BUENOS AIRES, July 31 (Xinhua) -- The recent opening of China's domestic market to Argentine lemon has brought a new opportunity for the local citrus sector, and the Asian giant has the potential to become a main export market in the near future, said to an industry insider.
San Miguel Global is one of several companies which, after more than 20 years of negotiations between China and Argentina, have started to export fresh lemons to the Asian nation, with an eye to expanding in a "market with high potential due to its volume and sophisticated consumption," the company's regional manager for America and Asia Juan Martin Hilbert told Xinhua.

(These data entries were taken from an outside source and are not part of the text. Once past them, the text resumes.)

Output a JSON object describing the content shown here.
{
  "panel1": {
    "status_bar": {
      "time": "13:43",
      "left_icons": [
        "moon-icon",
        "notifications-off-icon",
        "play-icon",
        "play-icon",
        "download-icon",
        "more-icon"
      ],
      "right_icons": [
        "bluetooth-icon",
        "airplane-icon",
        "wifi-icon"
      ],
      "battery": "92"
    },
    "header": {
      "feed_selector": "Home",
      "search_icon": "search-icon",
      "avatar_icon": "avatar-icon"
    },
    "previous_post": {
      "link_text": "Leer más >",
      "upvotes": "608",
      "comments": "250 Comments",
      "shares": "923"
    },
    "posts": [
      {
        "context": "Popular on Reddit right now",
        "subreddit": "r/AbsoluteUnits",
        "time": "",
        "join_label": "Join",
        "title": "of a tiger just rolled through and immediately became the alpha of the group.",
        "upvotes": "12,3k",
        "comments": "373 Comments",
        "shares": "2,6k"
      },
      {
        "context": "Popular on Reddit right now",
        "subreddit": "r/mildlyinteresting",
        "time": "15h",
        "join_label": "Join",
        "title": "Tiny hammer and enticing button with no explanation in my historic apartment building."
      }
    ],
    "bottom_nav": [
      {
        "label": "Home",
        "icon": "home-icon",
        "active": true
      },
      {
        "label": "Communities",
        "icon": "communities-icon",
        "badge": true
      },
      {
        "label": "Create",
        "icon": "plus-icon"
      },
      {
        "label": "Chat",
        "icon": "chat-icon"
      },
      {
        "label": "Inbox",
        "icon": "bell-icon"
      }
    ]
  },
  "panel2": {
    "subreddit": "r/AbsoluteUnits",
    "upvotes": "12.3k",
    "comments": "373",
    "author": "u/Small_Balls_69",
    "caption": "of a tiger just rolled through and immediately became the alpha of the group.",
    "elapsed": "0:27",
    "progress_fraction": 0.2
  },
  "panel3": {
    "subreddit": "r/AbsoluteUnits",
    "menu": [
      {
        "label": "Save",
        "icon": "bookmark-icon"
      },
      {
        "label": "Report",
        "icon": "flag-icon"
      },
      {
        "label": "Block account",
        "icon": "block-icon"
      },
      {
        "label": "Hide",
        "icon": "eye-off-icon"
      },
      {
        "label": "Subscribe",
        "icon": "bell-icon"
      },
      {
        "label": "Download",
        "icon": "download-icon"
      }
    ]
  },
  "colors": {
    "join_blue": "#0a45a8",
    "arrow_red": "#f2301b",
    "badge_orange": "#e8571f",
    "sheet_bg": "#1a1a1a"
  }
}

"Exports to China was very important news for us, since we consider the market to be essential. Before that, we depended on exports to Europe and the United States, and we lacked that key player which is China," said Hilbert.

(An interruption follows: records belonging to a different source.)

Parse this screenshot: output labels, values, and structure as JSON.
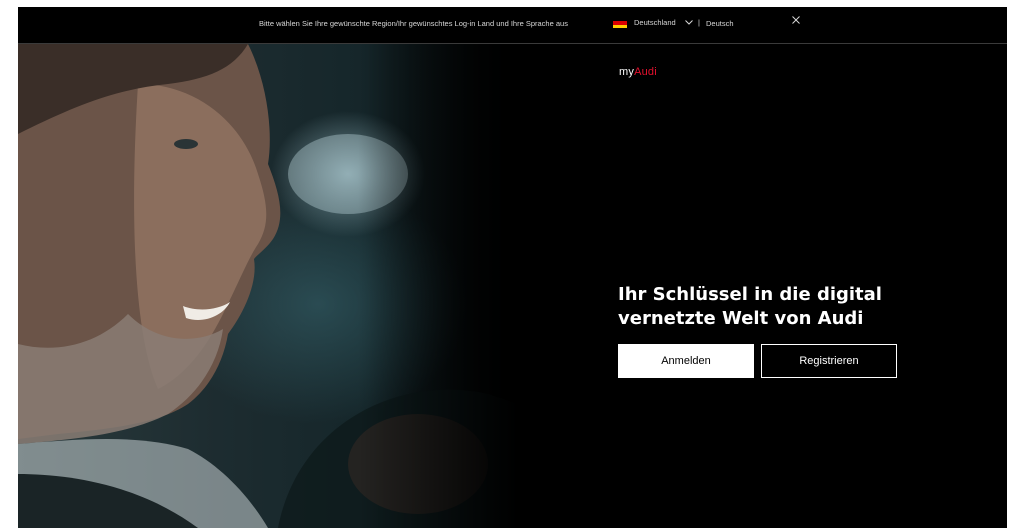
{
  "region_bar": {
    "prompt": "Bitte wählen Sie Ihre gewünschte Region/Ihr gewünschtes Log-in Land und Ihre Sprache aus",
    "country": "Deutschland",
    "separator": "|",
    "language": "Deutsch",
    "flag_colors": [
      "#000000",
      "#dd0000",
      "#ffce00"
    ]
  },
  "brand": {
    "prefix": "my",
    "name": "Audi",
    "accent_color": "#e4112e"
  },
  "hero": {
    "headline": "Ihr Schlüssel in die digital vernetzte Welt von Audi"
  },
  "actions": {
    "login_label": "Anmelden",
    "register_label": "Registrieren"
  }
}
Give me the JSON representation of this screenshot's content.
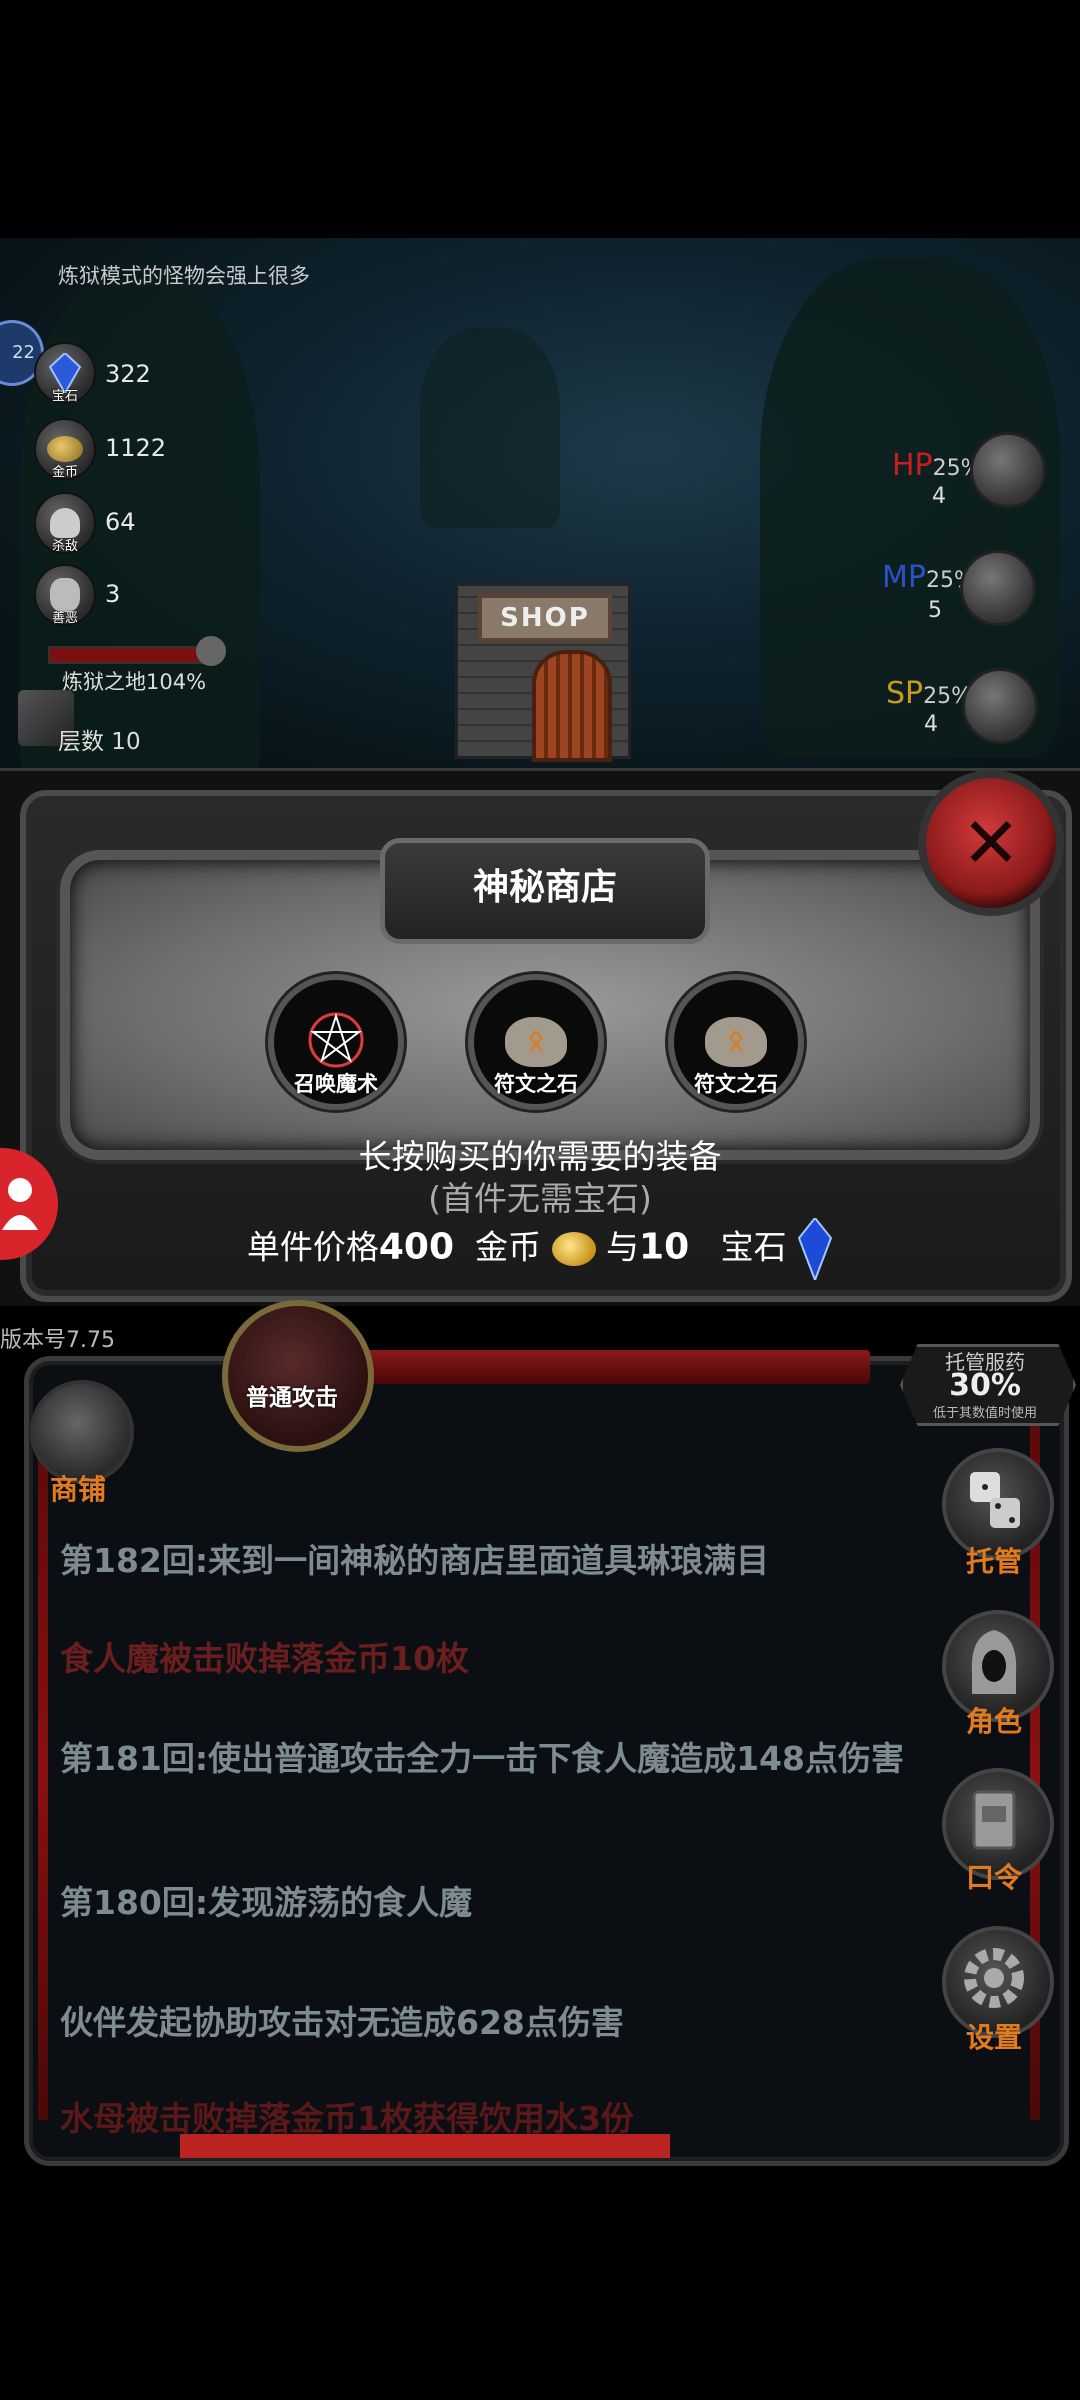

The end of June saw the first 24-ton shipment of lemons exported by Argentine company Citromax to Hong Kong, a "milestone" in trade and widely celebrated by the nation's citrus sector.

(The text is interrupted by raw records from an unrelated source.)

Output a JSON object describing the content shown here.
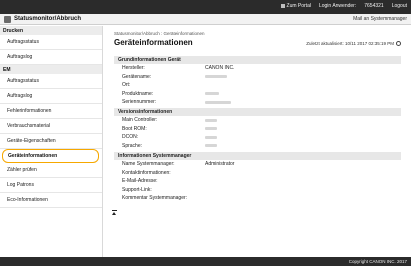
{
  "topbar": {
    "portal": "Zum Portal",
    "login_user": "Login Anwender:",
    "user_id": "7654321",
    "logout": "Logout"
  },
  "titlebar": {
    "title": "Statusmonitor/Abbruch",
    "mail_button": "Mail an Systemmanager"
  },
  "sidebar": {
    "groups": [
      {
        "label": "Drucken",
        "items": [
          "Auftragsstatus",
          "Auftragslog"
        ]
      },
      {
        "label": "EM",
        "items": [
          "Auftragsstatus",
          "Auftragslog",
          "Fehlerinformationen",
          "Verbrauchsmaterial",
          "Geräte-Eigenschaften",
          "Geräteinformationen",
          "Zähler prüfen",
          "Log Patrons",
          "Eco-Informationen"
        ]
      }
    ]
  },
  "main": {
    "breadcrumb": "Statusmonitor/Abbruch : Geräteinformationen",
    "title": "Geräteinformationen",
    "updated": "Zuletzt aktualisiert: 10/11 2017 02:35:19 PM",
    "sections": [
      {
        "title": "Grundinformationen Gerät",
        "rows": [
          {
            "key": "Hersteller:",
            "value": "CANON INC."
          },
          {
            "key": "Gerätename:",
            "value": ""
          },
          {
            "key": "Ort:",
            "value": ""
          },
          {
            "key": "Produktname:",
            "value": ""
          },
          {
            "key": "Seriennummer:",
            "value": ""
          }
        ]
      },
      {
        "title": "Versionsinformationen",
        "rows": [
          {
            "key": "Main Controller:",
            "value": ""
          },
          {
            "key": "Boot ROM:",
            "value": ""
          },
          {
            "key": "DCON:",
            "value": ""
          },
          {
            "key": "Sprache:",
            "value": ""
          }
        ]
      },
      {
        "title": "Informationen Systemmanager",
        "rows": [
          {
            "key": "Name Systemmanager:",
            "value": "Administrator"
          },
          {
            "key": "Kontaktinformationen:",
            "value": ""
          },
          {
            "key": "E-Mail-Adresse:",
            "value": ""
          },
          {
            "key": "Support-Link:",
            "value": ""
          },
          {
            "key": "Kommentar Systemmanager:",
            "value": ""
          }
        ]
      }
    ]
  },
  "footer": {
    "copyright": "Copyright CANON INC. 2017"
  },
  "colors": {
    "active_outline": "#f6a800",
    "bar": "#2b2b2b"
  }
}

Shipments hew to "strict" rules to guarantee quality, so the lemons first undergo a 24-day cold treatment against possible pests or other contaminants, Hilbert said.
San Miguel's shipment is due to arrive in China in early August and will be sold at the wholesale market, online, and to tea shops across southern China, he said. "These tea shops are very popular throughout China, and lemon is one of the main ingredients used there to flavor tea."
The rules paving the way for Argentine's lemon exports to China were finalized in late 2019 after a historic bilateral agreement, and updated existing rules dating from 2004 that regulated the sale of sweet citrus fruits, such as oranges, tangerines and grapefruits.
"It is important for us to continue expanding in a country that is increasing its citrus consumption through tea and through vitamin C for the immune system. There are multiple uses for lemons in China and we want to capture that niche, that opportunity," said Hilbert.
The upcoming third China International Import Expo (CIIE) to be held in November in Shanghai "shows China is opening up much more, including fruit imports," he noted.
The initial lemon shipments to China may be relatively small by export standards, but they are part of a vital learning curve for Argentina's exporters, he said.
"For us it is important to do things well, for the fruit to arrive in very good quality both inside and outside, and gradually win over Chinese consumers to definitively consolidate this important market for our country," said Hilbert. Enditem